“Wouldn’t it be amazing if we could take excess carbon dioxide out of the atmosphere and turn it into a diamond”
According to Dale, other manufacturers of lab-grown diamonds use gasses taken from industrial processes – ultimately from fossil fuels. “We are taking something we have too much of, atmospheric carbon, and turn it into something nice to have – diamonds.
“We use a cocktail of gasses and make our own. We split rainwater to make hydrogen, extract carbon dioxide from the atmosphere and combine them to make methane. We make a little bit of nitrogen, which we take from the atmosphere, and then we feed the cocktail of gasses into a plasma ball at 8,000 degrees C, the temperature of the sun, and the diamond grows in the plasma ball.”
It has taken seven years of research and development, followed by two years to perfect the recipe to make gem quality diamonds. And last month the project was launched.
However, the real win for sustainability isn’t the amount of carbon locked up in the manufactured diamond – which is pretty small. What is much more impressive is the amount of carbon avoided in the mining of the diamonds.
“For every single carat of diamond, the diamond mining industry blasts and digs 1,100 tonnes of rock, uses 4,000 litres of water and produces half a tonne of greenhouse gasses in the process,” said Dale.
“The process we have created is super benign. We only use the wind, the sun, the rain and excess carbon dioxide.”
And they are being made in Stroud – so their manufacture clocks up many fewer diamond miles.
“While we only lock up a tiny amount of carbon in the process, it is the avoidance of pollution in their mining which is the bigger deal,” he added.
So much so that when he launched his new diamond, Dale was able to call for an end to diamond mining on the basis that they can be successfully made, not mined – and his are made totally sustainably, whereas some lab-grown diamonds are not.
However, making diamonds in the lab isn’t new – they’ve been made at varying degrees of quality since the 1950s, but since the 1980s the processes have improved significantly, making them much more commercially successful.
“The process we have created is super benign.
We only use the wind, the sun, the rain and excess carbon dioxide.”
Now it can be difficult for even expert diamond dealers to spot the difference, though apparently there are certain chemicals and fluorescent patterns in lab diamonds which are hard to replicate in natural diamonds.
But ever here there is help at hand. Two years ago, Opsydia, a spinout from the University of Oxford, unveiled new technology that helps address the risk of tampering and counterfeiting in the diamond sector. The company secured orders from diamond giant De Beers, which is using it for its lab-grown diamond initiative, Lightbox Jewelry.
Using high precision lasers, Opsydia makes tiny marks, less than 1/50th of the size of a human hair, below the surface of diamonds.

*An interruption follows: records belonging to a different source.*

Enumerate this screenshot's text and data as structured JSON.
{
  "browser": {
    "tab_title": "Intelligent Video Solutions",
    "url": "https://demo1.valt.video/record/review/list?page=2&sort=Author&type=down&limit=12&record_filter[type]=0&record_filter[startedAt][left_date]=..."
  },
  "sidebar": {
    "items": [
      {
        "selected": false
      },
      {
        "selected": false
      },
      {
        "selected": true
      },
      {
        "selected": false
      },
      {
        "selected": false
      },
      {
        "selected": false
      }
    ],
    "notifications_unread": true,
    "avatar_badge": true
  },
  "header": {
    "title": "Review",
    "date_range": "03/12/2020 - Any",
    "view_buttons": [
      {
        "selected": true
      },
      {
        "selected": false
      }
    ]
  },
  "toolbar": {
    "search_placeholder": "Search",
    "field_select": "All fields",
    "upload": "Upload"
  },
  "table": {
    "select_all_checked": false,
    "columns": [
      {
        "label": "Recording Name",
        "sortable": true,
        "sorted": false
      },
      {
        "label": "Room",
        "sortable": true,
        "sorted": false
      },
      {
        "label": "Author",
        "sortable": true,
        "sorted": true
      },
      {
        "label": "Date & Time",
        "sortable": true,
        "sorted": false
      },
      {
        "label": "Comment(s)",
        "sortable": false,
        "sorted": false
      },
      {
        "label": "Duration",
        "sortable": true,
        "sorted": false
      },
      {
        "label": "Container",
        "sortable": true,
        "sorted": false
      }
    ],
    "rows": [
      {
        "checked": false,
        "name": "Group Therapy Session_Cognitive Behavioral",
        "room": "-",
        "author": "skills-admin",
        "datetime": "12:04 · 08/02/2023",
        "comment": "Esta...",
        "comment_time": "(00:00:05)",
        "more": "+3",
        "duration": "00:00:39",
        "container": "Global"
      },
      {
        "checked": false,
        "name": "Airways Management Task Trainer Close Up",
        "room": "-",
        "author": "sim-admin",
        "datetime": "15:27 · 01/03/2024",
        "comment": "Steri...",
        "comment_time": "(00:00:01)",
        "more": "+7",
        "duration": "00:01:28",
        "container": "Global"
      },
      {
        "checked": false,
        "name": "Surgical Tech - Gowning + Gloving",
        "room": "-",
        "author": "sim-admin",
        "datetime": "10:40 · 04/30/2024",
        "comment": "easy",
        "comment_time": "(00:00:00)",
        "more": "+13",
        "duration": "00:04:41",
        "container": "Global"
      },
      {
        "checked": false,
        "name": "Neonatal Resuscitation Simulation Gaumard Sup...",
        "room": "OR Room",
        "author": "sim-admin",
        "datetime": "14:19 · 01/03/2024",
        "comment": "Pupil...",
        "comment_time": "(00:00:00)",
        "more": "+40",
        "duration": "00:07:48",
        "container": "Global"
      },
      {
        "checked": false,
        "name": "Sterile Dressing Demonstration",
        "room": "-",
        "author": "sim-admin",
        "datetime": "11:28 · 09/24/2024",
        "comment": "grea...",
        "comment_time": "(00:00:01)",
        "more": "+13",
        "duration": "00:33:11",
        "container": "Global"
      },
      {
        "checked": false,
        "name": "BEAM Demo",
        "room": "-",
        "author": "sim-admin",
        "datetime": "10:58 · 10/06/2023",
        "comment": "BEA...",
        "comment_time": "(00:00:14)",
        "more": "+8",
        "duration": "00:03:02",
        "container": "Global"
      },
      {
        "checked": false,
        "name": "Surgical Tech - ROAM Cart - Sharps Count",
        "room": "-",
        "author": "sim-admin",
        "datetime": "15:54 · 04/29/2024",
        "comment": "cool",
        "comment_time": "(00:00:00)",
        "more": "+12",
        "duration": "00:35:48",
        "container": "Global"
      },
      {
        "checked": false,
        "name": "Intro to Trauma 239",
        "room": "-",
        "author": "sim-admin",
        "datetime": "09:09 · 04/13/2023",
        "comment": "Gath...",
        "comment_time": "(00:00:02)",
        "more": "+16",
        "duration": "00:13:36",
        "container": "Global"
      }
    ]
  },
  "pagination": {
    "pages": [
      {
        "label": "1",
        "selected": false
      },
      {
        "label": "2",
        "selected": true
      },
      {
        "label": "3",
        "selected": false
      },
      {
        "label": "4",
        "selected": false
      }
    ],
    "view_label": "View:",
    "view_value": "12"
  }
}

Unlike current industry standard security marking on the diamond surface, these marks sit within the stone so cannot be polished off economically. Also, they can be so small that they have no effect on the grading or quality of the gems.
Dale’s Sky Diamonds, which he says are certified by the International Gemological Institute, are not for sale – yet. He is currently in talks on a possible collaboration with a jewellery designer on a new range which he hopes to announce next year. In anticipation of high demand, he is already looking to expand his facility in Stroud.
Natural diamonds are made from carbon and are the hardest natural substance on earth. They can take billions of years to grow in the earth’s mantle in the high temperature, high pressure conditions. Diamonds, once grown, travel to the surface of the earth via molten rock. Lab diamonds are made under similar high pressure, high temperature conditions. Under the right conditions, the diamond ‘seed’ grows into a full rough diamond in a few weeks.